New York City Mayor Eric Adams announced the distribution of an additional $4.4 million to the 150 families affected by a devastating Bronx fire, just one week after Documented reported that the mayor’s office had only distributed 10% of the donations raised to support survivors of the fatal incident. Images courtesy of inewsource, Chalkbeat,
We’re ending 2022 with 33 grantees.

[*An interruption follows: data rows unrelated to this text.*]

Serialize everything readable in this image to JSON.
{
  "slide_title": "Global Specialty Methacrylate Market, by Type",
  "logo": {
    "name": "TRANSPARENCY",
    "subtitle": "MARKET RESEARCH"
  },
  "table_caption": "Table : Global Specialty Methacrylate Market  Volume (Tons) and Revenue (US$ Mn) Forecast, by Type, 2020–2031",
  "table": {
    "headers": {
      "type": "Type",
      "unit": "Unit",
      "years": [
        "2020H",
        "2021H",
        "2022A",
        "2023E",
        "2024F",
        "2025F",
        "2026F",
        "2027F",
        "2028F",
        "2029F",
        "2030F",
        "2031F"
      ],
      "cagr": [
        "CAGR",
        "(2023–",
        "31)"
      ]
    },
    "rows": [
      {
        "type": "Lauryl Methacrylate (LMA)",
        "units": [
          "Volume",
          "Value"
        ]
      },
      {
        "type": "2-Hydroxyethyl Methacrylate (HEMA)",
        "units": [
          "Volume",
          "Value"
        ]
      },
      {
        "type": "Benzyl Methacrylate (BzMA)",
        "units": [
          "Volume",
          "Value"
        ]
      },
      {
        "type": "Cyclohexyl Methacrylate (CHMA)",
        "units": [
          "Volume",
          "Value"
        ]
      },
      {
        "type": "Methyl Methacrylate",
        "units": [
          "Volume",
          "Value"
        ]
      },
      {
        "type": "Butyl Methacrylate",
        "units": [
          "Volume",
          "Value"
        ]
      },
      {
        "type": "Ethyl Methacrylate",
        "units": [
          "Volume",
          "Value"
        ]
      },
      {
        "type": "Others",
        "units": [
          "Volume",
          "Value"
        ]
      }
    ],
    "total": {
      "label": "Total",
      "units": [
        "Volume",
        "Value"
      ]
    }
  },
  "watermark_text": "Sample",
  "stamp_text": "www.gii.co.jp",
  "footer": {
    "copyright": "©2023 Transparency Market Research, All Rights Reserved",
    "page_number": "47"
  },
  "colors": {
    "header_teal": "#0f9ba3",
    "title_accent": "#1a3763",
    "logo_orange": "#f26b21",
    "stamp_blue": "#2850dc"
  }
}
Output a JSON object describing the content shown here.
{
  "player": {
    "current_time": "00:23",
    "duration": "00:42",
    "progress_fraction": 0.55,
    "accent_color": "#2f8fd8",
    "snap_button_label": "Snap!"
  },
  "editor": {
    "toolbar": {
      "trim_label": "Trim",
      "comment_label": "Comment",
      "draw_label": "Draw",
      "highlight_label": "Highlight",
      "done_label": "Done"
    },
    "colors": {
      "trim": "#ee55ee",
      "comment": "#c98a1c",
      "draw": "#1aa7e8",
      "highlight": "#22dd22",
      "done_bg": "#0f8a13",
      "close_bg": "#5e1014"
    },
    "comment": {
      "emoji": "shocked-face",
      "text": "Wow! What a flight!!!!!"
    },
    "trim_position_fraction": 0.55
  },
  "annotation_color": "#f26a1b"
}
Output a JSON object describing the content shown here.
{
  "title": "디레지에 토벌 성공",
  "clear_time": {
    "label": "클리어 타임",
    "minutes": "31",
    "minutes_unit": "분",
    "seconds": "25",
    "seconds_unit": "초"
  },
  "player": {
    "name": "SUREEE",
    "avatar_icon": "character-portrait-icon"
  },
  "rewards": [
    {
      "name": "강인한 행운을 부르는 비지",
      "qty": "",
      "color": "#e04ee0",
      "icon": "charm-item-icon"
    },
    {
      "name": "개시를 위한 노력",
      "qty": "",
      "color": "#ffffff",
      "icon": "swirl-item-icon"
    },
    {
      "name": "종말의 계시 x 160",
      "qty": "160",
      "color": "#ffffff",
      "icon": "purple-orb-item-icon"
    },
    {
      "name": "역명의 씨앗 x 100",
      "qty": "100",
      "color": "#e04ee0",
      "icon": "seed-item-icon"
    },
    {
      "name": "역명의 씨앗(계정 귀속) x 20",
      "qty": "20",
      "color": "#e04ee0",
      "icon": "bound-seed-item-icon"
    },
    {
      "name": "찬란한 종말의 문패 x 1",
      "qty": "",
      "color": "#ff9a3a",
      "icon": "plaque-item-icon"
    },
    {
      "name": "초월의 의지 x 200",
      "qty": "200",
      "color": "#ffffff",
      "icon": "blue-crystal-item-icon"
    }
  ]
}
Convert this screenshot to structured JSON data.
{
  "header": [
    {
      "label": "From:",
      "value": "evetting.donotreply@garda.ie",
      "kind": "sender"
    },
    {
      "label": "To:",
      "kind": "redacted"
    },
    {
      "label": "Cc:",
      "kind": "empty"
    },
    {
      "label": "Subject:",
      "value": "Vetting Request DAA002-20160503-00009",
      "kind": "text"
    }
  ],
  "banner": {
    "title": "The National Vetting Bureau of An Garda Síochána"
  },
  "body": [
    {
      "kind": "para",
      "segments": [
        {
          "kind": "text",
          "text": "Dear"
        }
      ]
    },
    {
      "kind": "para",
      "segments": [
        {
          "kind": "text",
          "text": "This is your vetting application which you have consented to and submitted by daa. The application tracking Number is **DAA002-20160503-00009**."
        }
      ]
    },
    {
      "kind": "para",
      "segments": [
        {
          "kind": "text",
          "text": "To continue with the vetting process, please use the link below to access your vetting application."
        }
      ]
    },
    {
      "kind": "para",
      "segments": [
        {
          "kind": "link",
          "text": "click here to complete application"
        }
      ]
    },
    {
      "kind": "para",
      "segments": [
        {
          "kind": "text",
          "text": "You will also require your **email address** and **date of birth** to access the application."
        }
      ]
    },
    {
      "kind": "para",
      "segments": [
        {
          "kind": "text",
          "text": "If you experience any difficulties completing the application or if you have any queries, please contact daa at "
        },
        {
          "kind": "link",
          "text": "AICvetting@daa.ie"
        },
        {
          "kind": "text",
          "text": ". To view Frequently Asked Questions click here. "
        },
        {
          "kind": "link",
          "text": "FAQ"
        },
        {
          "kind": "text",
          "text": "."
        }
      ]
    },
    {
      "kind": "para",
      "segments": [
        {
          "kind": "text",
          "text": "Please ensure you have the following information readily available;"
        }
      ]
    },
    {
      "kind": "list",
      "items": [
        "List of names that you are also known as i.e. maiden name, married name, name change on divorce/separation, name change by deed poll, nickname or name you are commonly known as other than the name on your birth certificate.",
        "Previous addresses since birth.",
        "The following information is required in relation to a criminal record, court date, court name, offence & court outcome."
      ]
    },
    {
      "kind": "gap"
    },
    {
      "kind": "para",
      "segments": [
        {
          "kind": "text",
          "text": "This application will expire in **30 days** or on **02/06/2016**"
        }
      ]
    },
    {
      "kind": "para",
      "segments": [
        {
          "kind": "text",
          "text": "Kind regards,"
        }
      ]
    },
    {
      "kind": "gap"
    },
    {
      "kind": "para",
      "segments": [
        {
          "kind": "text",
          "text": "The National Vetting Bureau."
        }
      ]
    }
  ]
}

We’ll announce our next round of grantees this January, growing our portfolio by five in just the first months of the year, including another new organization we are seeding in partnership with Indiana philanthropy. Based on the success we had helping to launch Capital B and Mountain State Spotlight in West Virginia, we’ll begin accepting applications for our newly launched incubator, where we’ll support promising entrepreneurs in launching and scaling viable startups. Stay tuned for more dots on this map.
Our grantees’ reporting has real-world impact, proving that investing in local journalism has an outsized effect on the health of democratic institutions and civic infrastructure.MLK50, and Open Campus
So what’s ahead? The work continues.
keep placing big bets in pursuit of our vision for the field: that by 2040, an independent, resilient, and ubiquitous civic press will represent, inform, and engage every member of the diverse public it serves.
We’re keeping our eye on the prize: sustaining great local journalism, and more of it. We’re humbled and grateful to have you alongside us in this work.
Thank you to our board, advisors and supporters.
Board of Directors
Joe Natoli, Board Chair
Executive Vice President and Chief Administrative Officer, Baptist Health South Florida
Irving Washington, Vice Chair
Executive Director/Chief Executive Officer, Online News Association
Professor, Knight Center for Journalism in the Americas, University of Texas at Austin
Executive Vice President of Communications, Arnold Ventures
Michelle De La Isla
Managing Director, Draper Richards Kaplan Foundation
Chief Executive Officer and President, San Francisco Giants
Vice President, ESPN Films and Executive Producer, 30 for 30
Host and Producer, Our Body Politic
Senior Program Associate, Public Square, Democracy Fund
Managing Director, Media, Emerson Collective
Maria Thomas Startup Advisor/Investor
John Thornton, Co-founder
Co-founder & Partner, Elsewhere Partners
Pamela Maffei McCarthy
Deputy Editor of The New Yorker 1992-2020
Dean, Craig Newmark Graduate School of Journalism
Dr. Anya Schiffrin
Senior Lecturer, Columbia University’s School of International and Public Affairs
$200,000 to $999,999
Senior Advisor, Texas Tribune and Senior Advisor, Emerson Collective
Richard Tofel Principal, Gallatin Advisory LLC and Former President, ProPublica
Arthur Vining Davis Foundations | Simone Coxe | Ford Foundation | Google News Initiative The Hearthland Foundation | Horace W. Goldsmith Foundation | Lumina Foundation | Erin and John Thornton | Natasha and Dirk Ziff
$5,000 – $199,999
Bruce Aidells & Nancy Oakes | Alderyn Fund | Allen & Company | Pam & Larry Baer | Baskin Family Foundation | Eliot Brown | Cat’s Ear Account | Dana Devon and Neil Sand | Adam Entous | Erkiletian Family Foundation | Girl Reporter Fund | Good Words Foundation | Greenfield Foundation | Kaplen Brothers Fund | Katherine Kovner | Erica and Jeff Lawson Dr. Michelle and Mr. Daniel Lubetzky | Charles Hazlehurst Moura Family Foundation | Roger Miles | Patrick Miller | Luis Miranda | Joe Natoli | News Corp Present Progressive Fund | Rockefeller Brothers Fund | Rust Charitable Foundation | The Schmidt Family Foundation Susan Crowne Exchange, Inc. Karen Tarnow | Maria Thomas | Marianne Victor Wyncote Foundation